▶ [Source material]
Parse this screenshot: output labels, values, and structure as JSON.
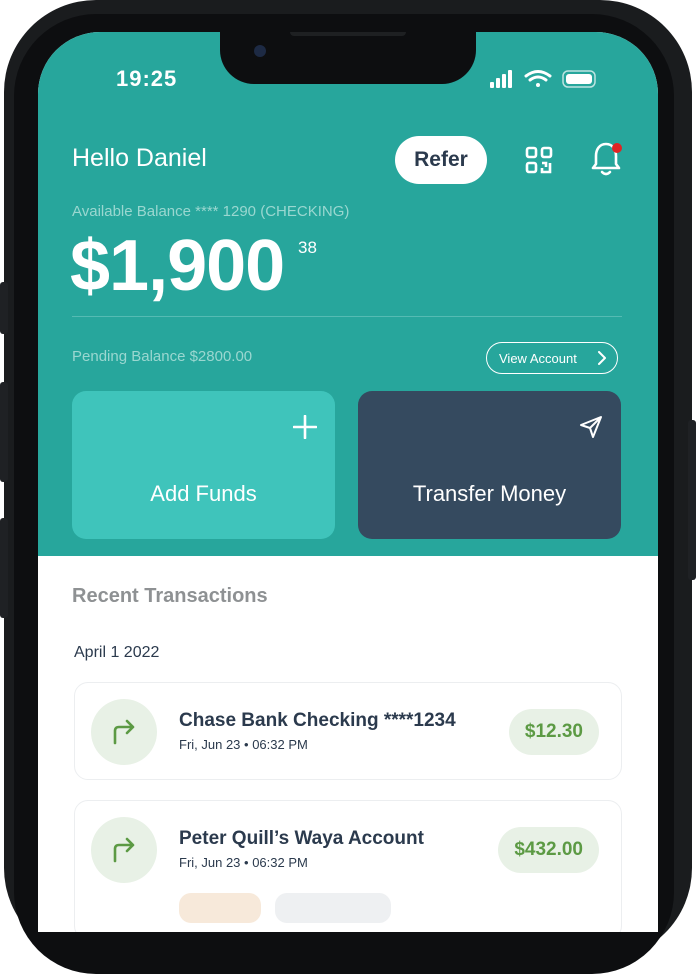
{
  "status_bar": {
    "time": "19:25"
  },
  "header": {
    "greeting": "Hello Daniel",
    "refer_label": "Refer",
    "qr_icon": "qr-code-icon",
    "bell_icon": "notification-bell-icon"
  },
  "balance": {
    "label": "Available Balance **** 1290 (CHECKING)",
    "amount": "$1,900",
    "cents": "38",
    "pending": "Pending Balance $2800.00",
    "view_account_label": "View Account"
  },
  "actions": {
    "add_funds_label": "Add Funds",
    "transfer_money_label": "Transfer Money"
  },
  "recent": {
    "heading": "Recent Transactions",
    "date": "April 1 2022",
    "items": [
      {
        "title": "Chase Bank Checking ****1234",
        "time": "Fri, Jun 23 • 06:32 PM",
        "amount": "$12.30"
      },
      {
        "title": "Peter Quill’s Waya Account",
        "time": "Fri, Jun 23 • 06:32 PM",
        "amount": "$432.00"
      }
    ]
  },
  "colors": {
    "hero": "#27a69c",
    "add_card": "#3fc4bb",
    "transfer_card": "#354a5f",
    "amount_green": "#5c9a44",
    "notification_dot": "#e02424"
  }
}
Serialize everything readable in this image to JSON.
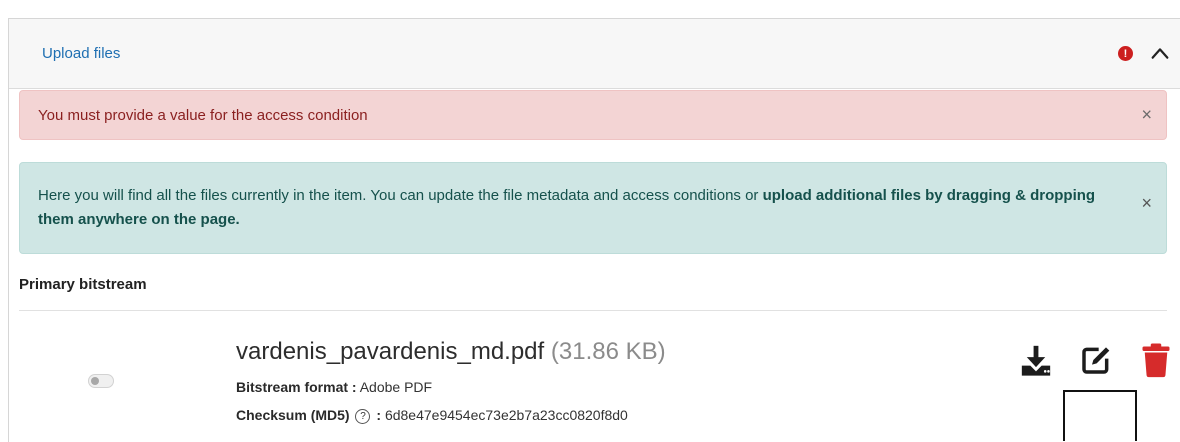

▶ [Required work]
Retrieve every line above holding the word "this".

▶ [Your response]
Parse this screenshot: output labels, values, and structure as JSON.
Serialize everything readable in this image to JSON.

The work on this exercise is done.